Serverless Syncthing vs Dropbox — You may need a server anyway

published Apr 28, 2019 11:15   by admin ( last modified Apr 28, 2019 11:18 )

Since Dropbox doesn't support my file systems anymore, I decided to take a look at Syncthing and Sparkleshare, free and open source folder synchronization alternatives. Syncthing is by far the most polished of these two offerings. It's also cool in that it is peer-to-peer and hence has no center.

Instead it goes point to point and if that doesn't work it (which due to NAT it often does not) it relies on a public cluster of relay servers, or you can run your own if you do not trust that the public servers are unable to read the encrypted traffic.

However the p2p nature of Syncthing becomes a bit of a problem if you want to sync between your own devices, because obviously the sync can only work if the machines are switched on and online at the same time. For your laptops, this is unlikely. And hence Syncthing does not work for that scenario. Unless you have an always on machine also in the mix (you can sync many machines, not just two).

But what do we call a machine that is always switched on? Yup, a server.

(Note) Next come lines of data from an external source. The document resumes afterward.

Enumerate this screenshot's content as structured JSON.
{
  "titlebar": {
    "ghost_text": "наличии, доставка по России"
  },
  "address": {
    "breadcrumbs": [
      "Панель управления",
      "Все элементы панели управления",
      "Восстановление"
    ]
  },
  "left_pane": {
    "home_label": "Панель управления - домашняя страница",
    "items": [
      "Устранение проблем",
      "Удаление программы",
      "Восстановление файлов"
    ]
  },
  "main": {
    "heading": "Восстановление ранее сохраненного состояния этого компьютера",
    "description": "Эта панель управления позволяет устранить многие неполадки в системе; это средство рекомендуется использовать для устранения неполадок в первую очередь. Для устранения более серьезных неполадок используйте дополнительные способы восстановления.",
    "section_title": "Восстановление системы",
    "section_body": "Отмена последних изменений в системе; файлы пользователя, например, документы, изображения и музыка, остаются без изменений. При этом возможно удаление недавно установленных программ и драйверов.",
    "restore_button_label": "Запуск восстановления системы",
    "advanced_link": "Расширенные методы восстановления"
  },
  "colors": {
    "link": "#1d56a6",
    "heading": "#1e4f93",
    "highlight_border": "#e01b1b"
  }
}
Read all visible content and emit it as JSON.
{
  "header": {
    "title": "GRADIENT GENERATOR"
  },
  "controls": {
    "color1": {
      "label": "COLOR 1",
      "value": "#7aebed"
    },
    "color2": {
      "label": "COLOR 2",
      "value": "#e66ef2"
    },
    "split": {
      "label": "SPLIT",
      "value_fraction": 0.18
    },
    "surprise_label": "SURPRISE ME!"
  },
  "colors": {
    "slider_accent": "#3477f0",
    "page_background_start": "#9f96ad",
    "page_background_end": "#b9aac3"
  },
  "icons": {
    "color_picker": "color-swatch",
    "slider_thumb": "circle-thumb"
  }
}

Although the system would be robust since if you lose that machine you can just fire up another one and everything works again.

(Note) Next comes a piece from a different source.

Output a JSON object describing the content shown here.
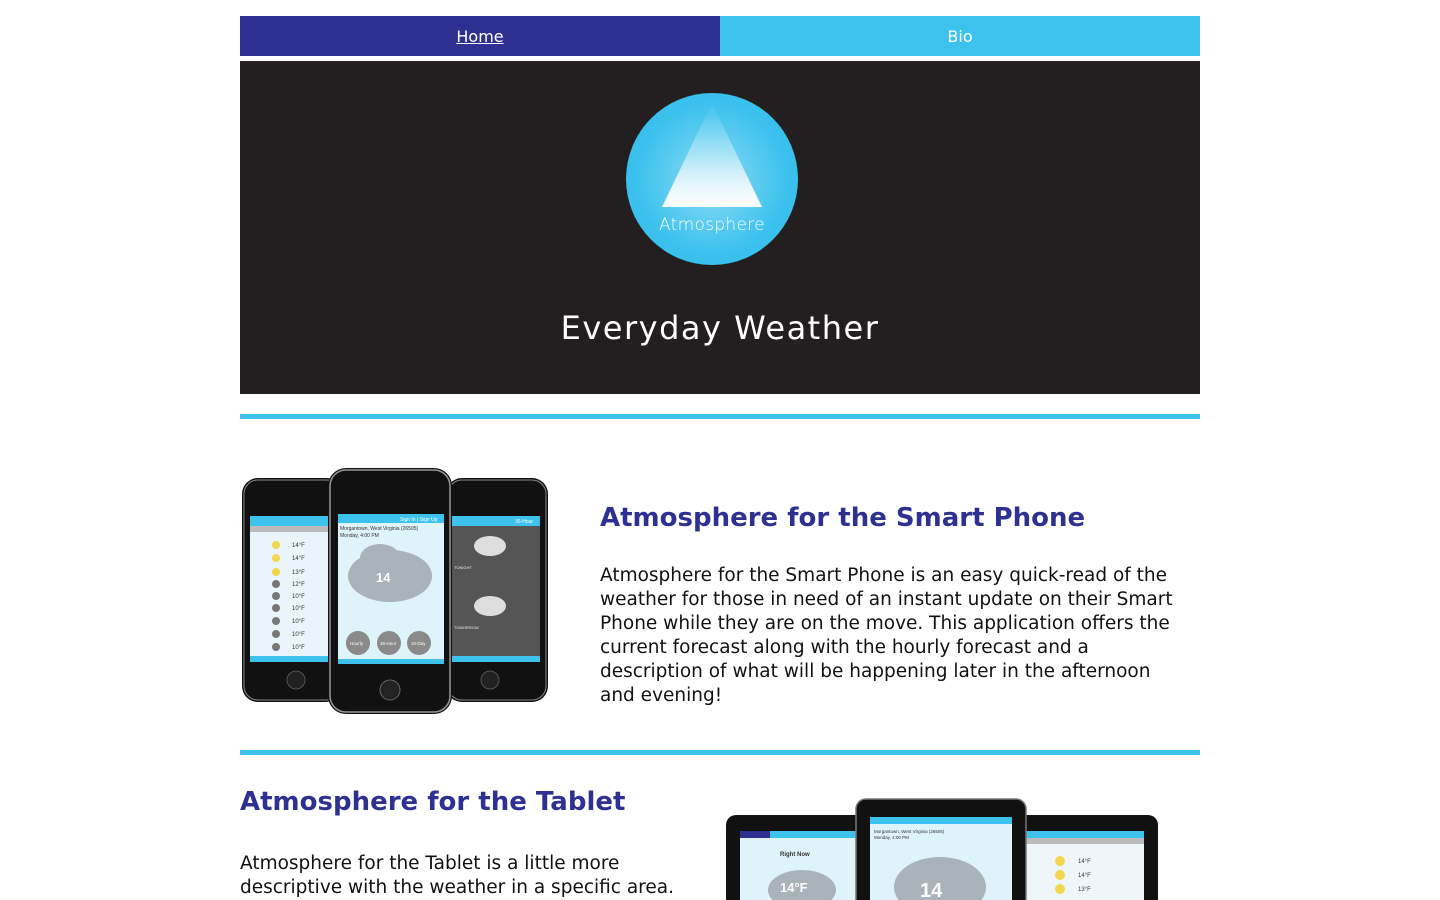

Still Syncthing feels like it is more for synchronizing files between people. And there git may be a contender. Still Syncthing looks great and I will see if I can tailor it to my needs. Worst case scenario I'll put two servers in the mix, one for relaying and one for making sure synching always works!

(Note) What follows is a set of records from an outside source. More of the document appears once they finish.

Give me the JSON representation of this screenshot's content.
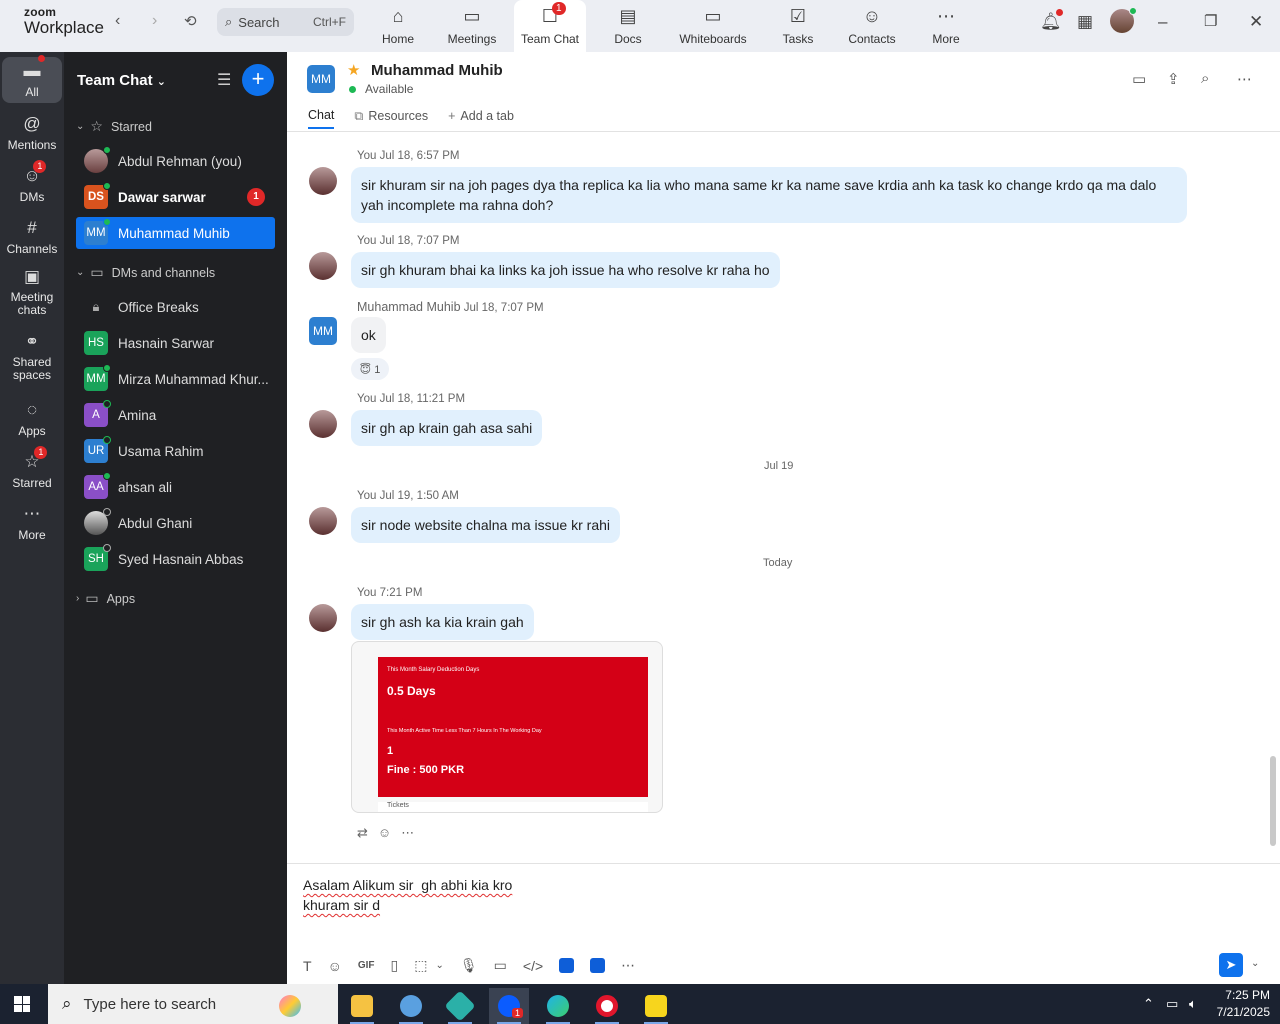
{
  "app": {
    "logo_line1": "zoom",
    "logo_line2": "Workplace"
  },
  "search": {
    "label": "Search",
    "shortcut": "Ctrl+F"
  },
  "nav": [
    {
      "label": "Home",
      "icon": "home-icon"
    },
    {
      "label": "Meetings",
      "icon": "video-icon"
    },
    {
      "label": "Team Chat",
      "icon": "chat-icon",
      "badge": "1",
      "active": true
    },
    {
      "label": "Docs",
      "icon": "doc-icon"
    },
    {
      "label": "Whiteboards",
      "icon": "whiteboard-icon"
    },
    {
      "label": "Tasks",
      "icon": "tasks-icon"
    },
    {
      "label": "Contacts",
      "icon": "contacts-icon"
    },
    {
      "label": "More",
      "icon": "more-icon"
    }
  ],
  "rail": [
    {
      "label": "All",
      "icon": "chat-bubble-icon",
      "active": true
    },
    {
      "label": "Mentions",
      "icon": "at-icon"
    },
    {
      "label": "DMs",
      "icon": "people-icon",
      "badge": "1"
    },
    {
      "label": "Channels",
      "icon": "hash-icon"
    },
    {
      "label": "Meeting chats",
      "icon": "calendar-icon"
    },
    {
      "label": "Shared spaces",
      "icon": "share-icon"
    },
    {
      "label": "Apps",
      "icon": "apps-icon"
    },
    {
      "label": "Starred",
      "icon": "star-icon",
      "badge": "1"
    },
    {
      "label": "More",
      "icon": "more-icon"
    }
  ],
  "sidebar": {
    "title": "Team Chat",
    "starred_label": "Starred",
    "dms_label": "DMs and channels",
    "apps_label": "Apps",
    "starred": [
      {
        "name": "Abdul Rehman (you)",
        "initials": "",
        "color": "photo"
      },
      {
        "name": "Dawar sarwar",
        "initials": "DS",
        "color": "#d9531e",
        "badge": "1",
        "bold": true
      },
      {
        "name": "Muhammad Muhib",
        "initials": "MM",
        "color": "#2d7fd0",
        "selected": true
      }
    ],
    "dms": [
      {
        "name": "Office Breaks",
        "initials": "",
        "color": "lock"
      },
      {
        "name": "Hasnain Sarwar",
        "initials": "HS",
        "color": "#1aa35a"
      },
      {
        "name": "Mirza Muhammad Khur...",
        "initials": "MM",
        "color": "#1aa35a"
      },
      {
        "name": "Amina",
        "initials": "A",
        "color": "#8a4fc7"
      },
      {
        "name": "Usama Rahim",
        "initials": "UR",
        "color": "#2d7fd0"
      },
      {
        "name": "ahsan ali",
        "initials": "AA",
        "color": "#8a4fc7"
      },
      {
        "name": "Abdul Ghani",
        "initials": "",
        "color": "photo2"
      },
      {
        "name": "Syed Hasnain Abbas",
        "initials": "SH",
        "color": "#1aa35a"
      }
    ]
  },
  "chat": {
    "contact_initials": "MM",
    "contact_name": "Muhammad Muhib",
    "status": "Available",
    "tabs": {
      "chat": "Chat",
      "resources": "Resources",
      "add": "Add a tab"
    }
  },
  "messages": {
    "m1_meta": "You Jul 18, 6:57 PM",
    "m1_text": "sir  khuram sir na joh pages dya tha  replica ka lia who mana same kr ka name save krdia anh ka task ko change krdo qa ma dalo yah incomplete ma rahna doh?",
    "m2_meta": "You Jul 18, 7:07 PM",
    "m2_text": "sir gh khuram bhai ka links ka joh issue ha who resolve kr raha ho",
    "m3_name": "Muhammad Muhib",
    "m3_time": "Jul 18, 7:07 PM",
    "m3_text": "ok",
    "m3_reaction": "😇 1",
    "m4_meta": "You Jul 18, 11:21 PM",
    "m4_text": "sir gh ap krain gah asa sahi",
    "sep1": "Jul 19",
    "m5_meta": "You Jul 19, 1:50 AM",
    "m5_text": "sir node website chalna ma issue kr rahi",
    "sep2": "Today",
    "m6_meta": "You 7:21 PM",
    "m6_text": "sir gh ash ka kia krain gah",
    "attachment": {
      "line1": "This Month Salary Deduction Days",
      "line2": "0.5 Days",
      "line3": "This Month Active Time Less Than 7 Hours In The Working Day",
      "line4": "1",
      "line5": "Fine : 500 PKR",
      "footer": "Tickets"
    }
  },
  "composer": {
    "text": "Asalam Alikum sir  gh abhi kia kro\nkhuram sir d"
  },
  "taskbar": {
    "search_placeholder": "Type here to search",
    "time": "7:25 PM",
    "date": "7/21/2025",
    "zoom_badge": "1"
  }
}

That would be two-server serverless architecture :) But with great resilience since the servers can be replaced at any time.